Data records
========

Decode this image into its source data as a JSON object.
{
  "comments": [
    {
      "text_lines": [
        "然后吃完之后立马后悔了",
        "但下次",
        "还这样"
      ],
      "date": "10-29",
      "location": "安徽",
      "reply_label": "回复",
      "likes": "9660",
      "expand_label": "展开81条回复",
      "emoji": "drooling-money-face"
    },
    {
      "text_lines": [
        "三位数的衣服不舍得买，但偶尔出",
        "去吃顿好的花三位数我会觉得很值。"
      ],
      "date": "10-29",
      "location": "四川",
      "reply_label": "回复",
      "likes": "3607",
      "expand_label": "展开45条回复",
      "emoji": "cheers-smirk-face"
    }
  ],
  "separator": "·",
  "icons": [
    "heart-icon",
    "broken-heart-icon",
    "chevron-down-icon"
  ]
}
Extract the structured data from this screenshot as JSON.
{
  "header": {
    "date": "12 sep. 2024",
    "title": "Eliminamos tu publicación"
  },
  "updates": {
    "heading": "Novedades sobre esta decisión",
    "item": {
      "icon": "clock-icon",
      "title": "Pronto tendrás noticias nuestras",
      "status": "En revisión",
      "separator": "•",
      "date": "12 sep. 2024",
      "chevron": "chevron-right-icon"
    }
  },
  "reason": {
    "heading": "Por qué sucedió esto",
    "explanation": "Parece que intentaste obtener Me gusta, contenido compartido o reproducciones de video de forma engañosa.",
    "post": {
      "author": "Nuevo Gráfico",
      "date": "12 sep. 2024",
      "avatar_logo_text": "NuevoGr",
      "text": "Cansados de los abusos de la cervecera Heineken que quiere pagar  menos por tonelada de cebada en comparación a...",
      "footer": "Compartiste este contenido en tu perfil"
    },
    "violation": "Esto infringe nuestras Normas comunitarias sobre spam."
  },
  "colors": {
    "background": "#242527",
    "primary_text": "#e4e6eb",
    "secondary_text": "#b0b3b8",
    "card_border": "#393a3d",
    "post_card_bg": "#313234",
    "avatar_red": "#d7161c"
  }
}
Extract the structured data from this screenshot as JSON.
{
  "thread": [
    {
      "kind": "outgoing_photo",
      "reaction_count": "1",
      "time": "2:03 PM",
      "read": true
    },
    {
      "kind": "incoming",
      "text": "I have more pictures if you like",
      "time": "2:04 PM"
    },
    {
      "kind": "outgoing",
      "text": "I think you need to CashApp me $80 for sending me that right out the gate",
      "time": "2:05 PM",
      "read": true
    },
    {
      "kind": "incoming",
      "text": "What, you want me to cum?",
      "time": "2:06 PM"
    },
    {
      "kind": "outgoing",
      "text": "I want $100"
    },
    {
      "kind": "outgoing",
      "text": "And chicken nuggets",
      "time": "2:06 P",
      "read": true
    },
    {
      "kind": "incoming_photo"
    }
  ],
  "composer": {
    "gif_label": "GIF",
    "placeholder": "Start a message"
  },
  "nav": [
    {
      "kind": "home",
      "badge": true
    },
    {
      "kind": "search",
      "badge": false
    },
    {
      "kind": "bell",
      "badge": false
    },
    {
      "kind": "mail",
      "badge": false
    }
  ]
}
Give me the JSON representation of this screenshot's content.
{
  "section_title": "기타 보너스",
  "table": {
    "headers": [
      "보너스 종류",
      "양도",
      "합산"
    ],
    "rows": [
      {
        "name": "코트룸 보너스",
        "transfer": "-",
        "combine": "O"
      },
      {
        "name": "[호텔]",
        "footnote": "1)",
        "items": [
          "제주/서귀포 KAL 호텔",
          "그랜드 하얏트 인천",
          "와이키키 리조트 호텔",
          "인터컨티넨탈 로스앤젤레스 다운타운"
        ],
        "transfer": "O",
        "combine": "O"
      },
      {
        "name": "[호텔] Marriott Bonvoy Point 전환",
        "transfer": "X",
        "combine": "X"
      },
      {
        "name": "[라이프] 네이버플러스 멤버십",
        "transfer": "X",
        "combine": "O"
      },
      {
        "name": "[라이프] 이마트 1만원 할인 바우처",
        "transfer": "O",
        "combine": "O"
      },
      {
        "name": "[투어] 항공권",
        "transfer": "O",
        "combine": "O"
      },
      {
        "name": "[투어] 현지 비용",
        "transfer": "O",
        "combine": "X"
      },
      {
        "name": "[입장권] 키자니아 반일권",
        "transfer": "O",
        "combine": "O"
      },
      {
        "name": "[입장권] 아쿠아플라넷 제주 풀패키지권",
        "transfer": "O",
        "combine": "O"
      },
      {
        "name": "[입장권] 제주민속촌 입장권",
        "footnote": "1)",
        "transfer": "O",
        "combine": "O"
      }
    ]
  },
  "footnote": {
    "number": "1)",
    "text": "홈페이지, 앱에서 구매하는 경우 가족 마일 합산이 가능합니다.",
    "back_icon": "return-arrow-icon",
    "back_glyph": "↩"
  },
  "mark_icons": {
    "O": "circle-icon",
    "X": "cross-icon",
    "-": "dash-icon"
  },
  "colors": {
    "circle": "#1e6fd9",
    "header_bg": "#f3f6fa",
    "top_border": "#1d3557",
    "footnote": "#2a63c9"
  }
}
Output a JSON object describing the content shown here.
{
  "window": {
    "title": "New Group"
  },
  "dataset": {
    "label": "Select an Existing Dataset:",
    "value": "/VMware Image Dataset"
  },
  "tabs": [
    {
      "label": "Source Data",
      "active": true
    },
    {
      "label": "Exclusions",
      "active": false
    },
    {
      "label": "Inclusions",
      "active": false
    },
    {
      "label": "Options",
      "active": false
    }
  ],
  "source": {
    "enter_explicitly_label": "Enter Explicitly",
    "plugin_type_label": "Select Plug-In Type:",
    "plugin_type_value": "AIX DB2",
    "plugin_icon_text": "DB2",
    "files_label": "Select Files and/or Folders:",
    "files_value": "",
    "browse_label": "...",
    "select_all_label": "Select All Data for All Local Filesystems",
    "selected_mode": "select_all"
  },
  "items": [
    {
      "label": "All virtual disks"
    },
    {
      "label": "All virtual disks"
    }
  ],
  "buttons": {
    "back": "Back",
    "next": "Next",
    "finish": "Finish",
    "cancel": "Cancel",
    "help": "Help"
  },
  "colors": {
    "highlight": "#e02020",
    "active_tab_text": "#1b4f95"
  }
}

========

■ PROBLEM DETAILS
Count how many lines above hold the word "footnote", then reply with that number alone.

■ ANSWER FOR THIS EXERCISE
4